To be honest this sounds a bit like an overreaction to me. I’m certainly not locked into any Microsoft technology (I use LinkedIn because it’s convenient, but I don’t rely on it and I’m free to close it at any time), and I’m not threatened by this acquisition, nor by Microsoft.
GitHub is darn convenient and there is a huge number of open source developers on it, which means more collaboration, which in turn means a better open source ecosystem. If little old Microsoft can get rid of that ideal, then we have bigger problems. If they manage to break GitHub (which is possible, of course) then users will flock elsewhere, and both projects and users will follow.
The beauty of
git is decentralization. GitHub is just another convenient location to keep a
remote. I don’t see it being any less convenient in the foreseeable future.
That said, I’d probably be really freaked out if Facebook had been the one acquiring this, then I would close my account, but that’s a different story
I’ve certainly never heard them called “little old Microsoft”, but if that’s how you feel, then by all means stay. Others will choose to go elsewhere. GitHub invented neither Git nor decentralization.
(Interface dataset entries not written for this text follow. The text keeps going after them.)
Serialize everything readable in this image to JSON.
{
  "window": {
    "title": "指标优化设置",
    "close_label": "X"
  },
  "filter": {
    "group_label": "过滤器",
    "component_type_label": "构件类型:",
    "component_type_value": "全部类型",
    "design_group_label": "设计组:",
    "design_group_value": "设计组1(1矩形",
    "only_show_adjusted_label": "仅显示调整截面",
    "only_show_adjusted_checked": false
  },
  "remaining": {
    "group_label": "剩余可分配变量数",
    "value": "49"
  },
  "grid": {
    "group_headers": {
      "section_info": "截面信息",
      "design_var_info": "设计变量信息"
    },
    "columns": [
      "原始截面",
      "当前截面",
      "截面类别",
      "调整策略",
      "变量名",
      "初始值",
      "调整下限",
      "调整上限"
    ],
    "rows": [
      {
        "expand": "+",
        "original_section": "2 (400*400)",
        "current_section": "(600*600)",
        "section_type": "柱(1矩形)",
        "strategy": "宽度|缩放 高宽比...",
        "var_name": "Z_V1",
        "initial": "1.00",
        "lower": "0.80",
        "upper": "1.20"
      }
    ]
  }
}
@telemaque - that’s a fair point, I guess I felt like calling them that because I feel the free software movement is much bigger than a company like Microsoft. For the larger portion of my career they seem to have existed, in my eyes, in a parallel plane to Linux and free software in general. I’ve never had to fight them, and it has always been easy to avoid their products.
Other companies, like Google and Facebook, for example, I feel like they get pushed down our throats whether we like it or not. When I got rid of my Facebook account years ago, I got a backlash of people contacting me concerned about me being “missing”. And I still cannot find suitable replacements for a handful of Google products. These two companies seem to be actively trying to make things worse.
But Microsoft? I just reformatted my disk, installed Linux, and no one even noticed. It just hasn’t been part of my life for so long that it really doesn’t bother me. In fact, lately (I guess with their current CEO), they have done plenty to cater to developers in general, and it seems pretty clear that when it comes to open source, it’s either embrace or die.
My apologies if I came off too rude. Maybe I’m just tired of everyone at work and elsewhere coming to me (y’know, the Linux guy) for the last two days asking me what I’m going to do with my life now that “evil M$” is taking over all of my code… meh.
I see what you mean, there are certainly other, more visible threats to Open Source and even open society. My problem with MS is that 1. I began my career in the mid 90’s and saw how bad tech beat good tech using an army of lawyers and advertising execs, and 2. I am deeply distrustful of their “embrace” of Open Source. They cannot keep us from using open source, but they CAN convince every business and government that their software and tools are the only safe and secure way to do business.
I’ve never been as adamant about Free Software as Richard Stallman, but maybe I’m on my way
Vkareh, you mention you are not locked into any Microsoft technology. For many years, I try not to be locked into Microsoft technology and certainly not pay Microsoft for their (bad) product, but that is extremely hard:
B.t.w. For me it’s not about having free software (I donate a small monthly amount to the Ubuntu Mate project), but about not wanting to pay for something bad, that I do not use, to a company that I think does not deserve it.